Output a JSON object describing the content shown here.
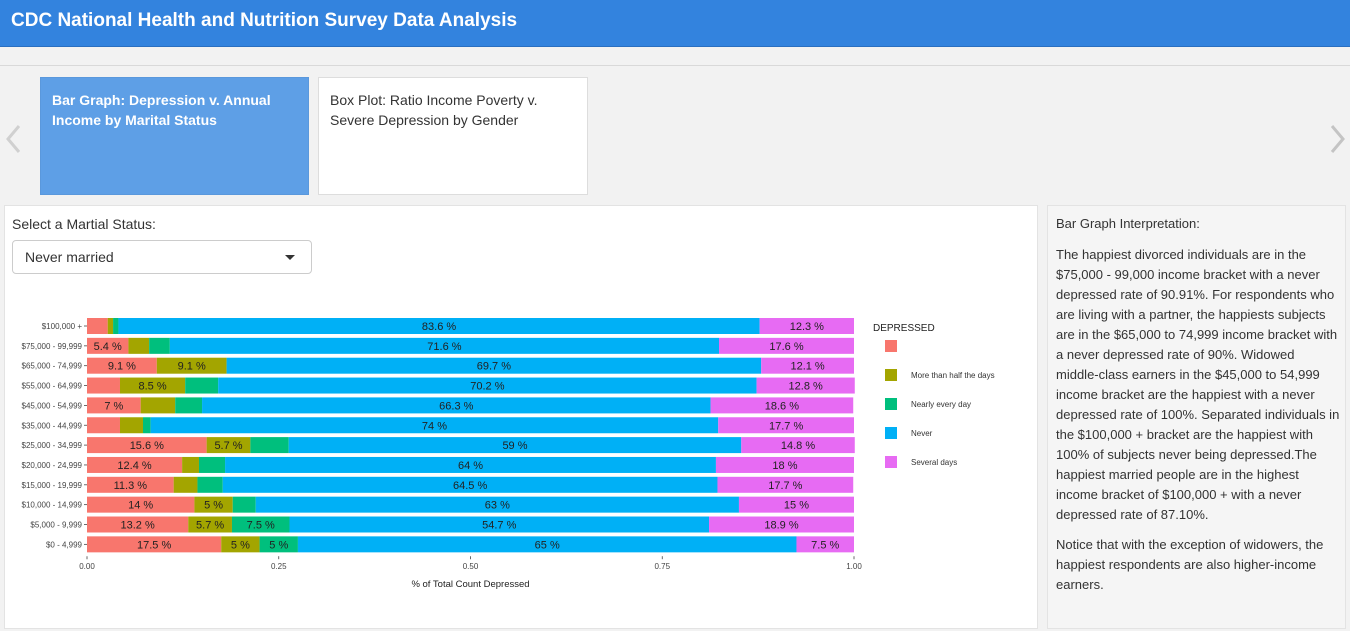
{
  "header": {
    "title": "CDC National Health and Nutrition Survey Data Analysis"
  },
  "carousel": {
    "cards": [
      {
        "label": "Bar Graph: Depression v. Annual Income by Marital Status"
      },
      {
        "label": "Box Plot: Ratio Income Poverty v. Severe Depression by Gender"
      }
    ]
  },
  "filter": {
    "label": "Select a Martial Status:",
    "selected": "Never married"
  },
  "interpretation": {
    "title": "Bar Graph Interpretation:",
    "paragraph1": "The happiest divorced individuals are in the $75,000 - 99,000 income bracket with a never depressed rate of 90.91%. For respondents who are living with a partner, the happiests subjects are in the $65,000 to 74,999 income bracket with a never depressed rate of 90%. Widowed middle-class earners in the $45,000 to 54,999 income bracket are the happiest with a never depressed rate of 100%. Separated individuals in the $100,000 + bracket are the happiest with 100% of subjects never being depressed.The happiest married people are in the highest income bracket of $100,000 + with a never depressed rate of 87.10%.",
    "paragraph2": "Notice that with the exception of widowers, the happiest respondents are also higher-income earners."
  },
  "colors": {
    "header_bg": "#3383de",
    "card_active_bg": "#5e9fe6",
    "segment_colors": [
      "#f8766d",
      "#a3a500",
      "#00bf7d",
      "#00b0f6",
      "#e76bf3"
    ]
  },
  "chart_data": {
    "type": "bar",
    "orientation": "horizontal",
    "stacked": true,
    "xlabel": "% of Total Count Depressed",
    "xlim": [
      0,
      1
    ],
    "xticks": [
      "0.00",
      "0.25",
      "0.50",
      "0.75",
      "1.00"
    ],
    "xtick_values": [
      0,
      0.25,
      0.5,
      0.75,
      1
    ],
    "legend_title": "DEPRESSED",
    "legend_position": "right",
    "categories": [
      "$100,000 +",
      "$75,000 - 99,999",
      "$65,000 - 74,999",
      "$55,000 - 64,999",
      "$45,000 - 54,999",
      "$35,000 - 44,999",
      "$25,000 - 34,999",
      "$20,000 - 24,999",
      "$15,000 - 19,999",
      "$10,000 - 14,999",
      "$5,000 - 9,999",
      "$0 - 4,999"
    ],
    "series": [
      {
        "name": "",
        "values": [
          0.027,
          0.054,
          0.091,
          0.043,
          0.07,
          0.043,
          0.156,
          0.124,
          0.113,
          0.14,
          0.132,
          0.175
        ],
        "labels": [
          "",
          "5.4 %",
          "9.1 %",
          "",
          "7 %",
          "",
          "15.6 %",
          "12.4 %",
          "11.3 %",
          "14 %",
          "13.2 %",
          "17.5 %"
        ]
      },
      {
        "name": "More than half the days",
        "values": [
          0.007,
          0.027,
          0.091,
          0.085,
          0.045,
          0.03,
          0.057,
          0.022,
          0.031,
          0.05,
          0.057,
          0.05
        ],
        "labels": [
          "",
          "",
          "9.1 %",
          "8.5 %",
          "",
          "",
          "5.7 %",
          "",
          "",
          "5 %",
          "5.7 %",
          "5 %"
        ]
      },
      {
        "name": "Nearly every day",
        "values": [
          0.007,
          0.027,
          0,
          0.043,
          0.035,
          0.01,
          0.05,
          0.034,
          0.033,
          0.03,
          0.075,
          0.05
        ],
        "labels": [
          "",
          "",
          "",
          "",
          "",
          "",
          "",
          "",
          "",
          "",
          "7.5 %",
          "5 %"
        ]
      },
      {
        "name": "Never",
        "values": [
          0.836,
          0.716,
          0.697,
          0.702,
          0.663,
          0.74,
          0.59,
          0.64,
          0.645,
          0.63,
          0.547,
          0.65
        ],
        "labels": [
          "83.6 %",
          "71.6 %",
          "69.7 %",
          "70.2 %",
          "66.3 %",
          "74 %",
          "59 %",
          "64 %",
          "64.5 %",
          "63 %",
          "54.7 %",
          "65 %"
        ]
      },
      {
        "name": "Several days",
        "values": [
          0.123,
          0.176,
          0.121,
          0.128,
          0.186,
          0.177,
          0.148,
          0.18,
          0.177,
          0.15,
          0.189,
          0.075
        ],
        "labels": [
          "12.3 %",
          "17.6 %",
          "12.1 %",
          "12.8 %",
          "18.6 %",
          "17.7 %",
          "14.8 %",
          "18 %",
          "17.7 %",
          "15 %",
          "18.9 %",
          "7.5 %"
        ]
      }
    ]
  }
}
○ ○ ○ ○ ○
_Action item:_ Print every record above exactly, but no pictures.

_Reply:_
Output a JSON object describing the content shown here.
{
  "header": {
    "title": "CDC National Health and Nutrition Survey Data Analysis"
  },
  "carousel": {
    "cards": [
      {
        "label": "Bar Graph: Depression v. Annual Income by Marital Status"
      },
      {
        "label": "Box Plot: Ratio Income Poverty v. Severe Depression by Gender"
      }
    ]
  },
  "filter": {
    "label": "Select a Martial Status:",
    "selected": "Never married"
  },
  "interpretation": {
    "title": "Bar Graph Interpretation:",
    "paragraph1": "The happiest divorced individuals are in the $75,000 - 99,000 income bracket with a never depressed rate of 90.91%. For respondents who are living with a partner, the happiests subjects are in the $65,000 to 74,999 income bracket with a never depressed rate of 90%. Widowed middle-class earners in the $45,000 to 54,999 income bracket are the happiest with a never depressed rate of 100%. Separated individuals in the $100,000 + bracket are the happiest with 100% of subjects never being depressed.The happiest married people are in the highest income bracket of $100,000 + with a never depressed rate of 87.10%.",
    "paragraph2": "Notice that with the exception of widowers, the happiest respondents are also higher-income earners."
  },
  "colors": {
    "header_bg": "#3383de",
    "card_active_bg": "#5e9fe6",
    "segment_colors": [
      "#f8766d",
      "#a3a500",
      "#00bf7d",
      "#00b0f6",
      "#e76bf3"
    ]
  },
  "chart_data": {
    "type": "bar",
    "orientation": "horizontal",
    "stacked": true,
    "xlabel": "% of Total Count Depressed",
    "xlim": [
      0,
      1
    ],
    "xticks": [
      "0.00",
      "0.25",
      "0.50",
      "0.75",
      "1.00"
    ],
    "xtick_values": [
      0,
      0.25,
      0.5,
      0.75,
      1
    ],
    "legend_title": "DEPRESSED",
    "legend_position": "right",
    "categories": [
      "$100,000 +",
      "$75,000 - 99,999",
      "$65,000 - 74,999",
      "$55,000 - 64,999",
      "$45,000 - 54,999",
      "$35,000 - 44,999",
      "$25,000 - 34,999",
      "$20,000 - 24,999",
      "$15,000 - 19,999",
      "$10,000 - 14,999",
      "$5,000 - 9,999",
      "$0 - 4,999"
    ],
    "series": [
      {
        "name": "",
        "values": [
          0.027,
          0.054,
          0.091,
          0.043,
          0.07,
          0.043,
          0.156,
          0.124,
          0.113,
          0.14,
          0.132,
          0.175
        ],
        "labels": [
          "",
          "5.4 %",
          "9.1 %",
          "",
          "7 %",
          "",
          "15.6 %",
          "12.4 %",
          "11.3 %",
          "14 %",
          "13.2 %",
          "17.5 %"
        ]
      },
      {
        "name": "More than half the days",
        "values": [
          0.007,
          0.027,
          0.091,
          0.085,
          0.045,
          0.03,
          0.057,
          0.022,
          0.031,
          0.05,
          0.057,
          0.05
        ],
        "labels": [
          "",
          "",
          "9.1 %",
          "8.5 %",
          "",
          "",
          "5.7 %",
          "",
          "",
          "5 %",
          "5.7 %",
          "5 %"
        ]
      },
      {
        "name": "Nearly every day",
        "values": [
          0.007,
          0.027,
          0,
          0.043,
          0.035,
          0.01,
          0.05,
          0.034,
          0.033,
          0.03,
          0.075,
          0.05
        ],
        "labels": [
          "",
          "",
          "",
          "",
          "",
          "",
          "",
          "",
          "",
          "",
          "7.5 %",
          "5 %"
        ]
      },
      {
        "name": "Never",
        "values": [
          0.836,
          0.716,
          0.697,
          0.702,
          0.663,
          0.74,
          0.59,
          0.64,
          0.645,
          0.63,
          0.547,
          0.65
        ],
        "labels": [
          "83.6 %",
          "71.6 %",
          "69.7 %",
          "70.2 %",
          "66.3 %",
          "74 %",
          "59 %",
          "64 %",
          "64.5 %",
          "63 %",
          "54.7 %",
          "65 %"
        ]
      },
      {
        "name": "Several days",
        "values": [
          0.123,
          0.176,
          0.121,
          0.128,
          0.186,
          0.177,
          0.148,
          0.18,
          0.177,
          0.15,
          0.189,
          0.075
        ],
        "labels": [
          "12.3 %",
          "17.6 %",
          "12.1 %",
          "12.8 %",
          "18.6 %",
          "17.7 %",
          "14.8 %",
          "18 %",
          "17.7 %",
          "15 %",
          "18.9 %",
          "7.5 %"
        ]
      }
    ]
  }
}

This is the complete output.